**Exercise aim:** Would you filter these records and copy every line that has the word "label"?

── Provided data

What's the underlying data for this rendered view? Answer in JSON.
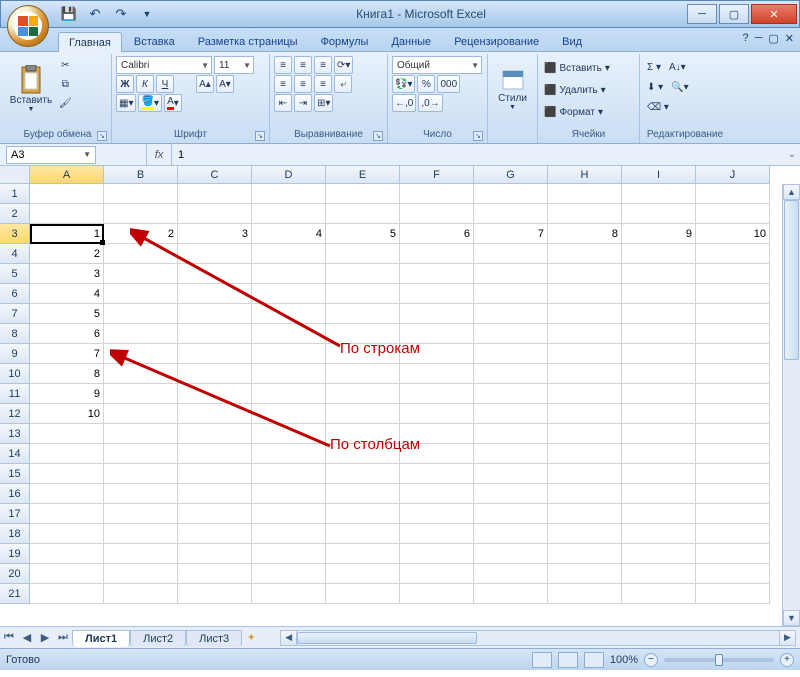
{
  "window": {
    "title": "Книга1 - Microsoft Excel"
  },
  "qat": {
    "save": "💾",
    "undo": "↶",
    "redo": "↷"
  },
  "tabs": {
    "home": "Главная",
    "insert": "Вставка",
    "layout": "Разметка страницы",
    "formulas": "Формулы",
    "data": "Данные",
    "review": "Рецензирование",
    "view": "Вид"
  },
  "ribbon": {
    "clipboard": {
      "label": "Буфер обмена",
      "paste": "Вставить"
    },
    "font": {
      "label": "Шрифт",
      "name": "Calibri",
      "size": "11",
      "bold": "Ж",
      "italic": "К",
      "underline": "Ч"
    },
    "align": {
      "label": "Выравнивание"
    },
    "number": {
      "label": "Число",
      "format": "Общий"
    },
    "styles": {
      "label": "Стили"
    },
    "cells": {
      "label": "Ячейки",
      "insert": "Вставить",
      "delete": "Удалить",
      "format": "Формат"
    },
    "editing": {
      "label": "Редактирование"
    }
  },
  "fxbar": {
    "namebox": "A3",
    "fx": "fx",
    "formula": "1"
  },
  "grid": {
    "columns": [
      "A",
      "B",
      "C",
      "D",
      "E",
      "F",
      "G",
      "H",
      "I",
      "J"
    ],
    "rows": [
      "1",
      "2",
      "3",
      "4",
      "5",
      "6",
      "7",
      "8",
      "9",
      "10",
      "11",
      "12",
      "13",
      "14",
      "15",
      "16",
      "17",
      "18",
      "19",
      "20",
      "21"
    ],
    "active": "A3",
    "row3": [
      "1",
      "2",
      "3",
      "4",
      "5",
      "6",
      "7",
      "8",
      "9",
      "10"
    ],
    "colA": {
      "4": "2",
      "5": "3",
      "6": "4",
      "7": "5",
      "8": "6",
      "9": "7",
      "10": "8",
      "11": "9",
      "12": "10"
    }
  },
  "sheets": {
    "s1": "Лист1",
    "s2": "Лист2",
    "s3": "Лист3"
  },
  "status": {
    "ready": "Готово",
    "zoom": "100%"
  },
  "annotations": {
    "rows": "По строкам",
    "cols": "По столбцам"
  }
}
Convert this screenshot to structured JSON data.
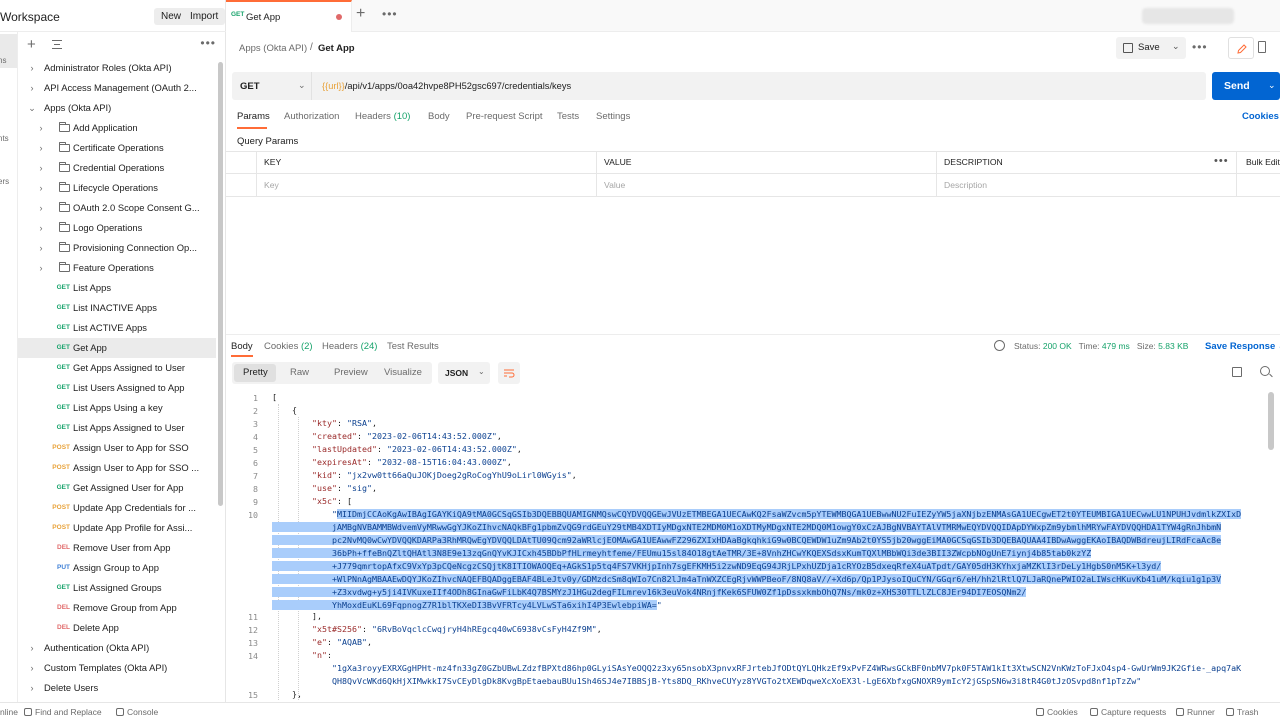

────

**Written response:**
      "label": "Буфер обмена",
      "label": "Шрифт",
      "label": "Выравнивание"
      "label": "Число",
      "label": "Стили"
      "label": "Ячейки",
      "label": "Редактирование"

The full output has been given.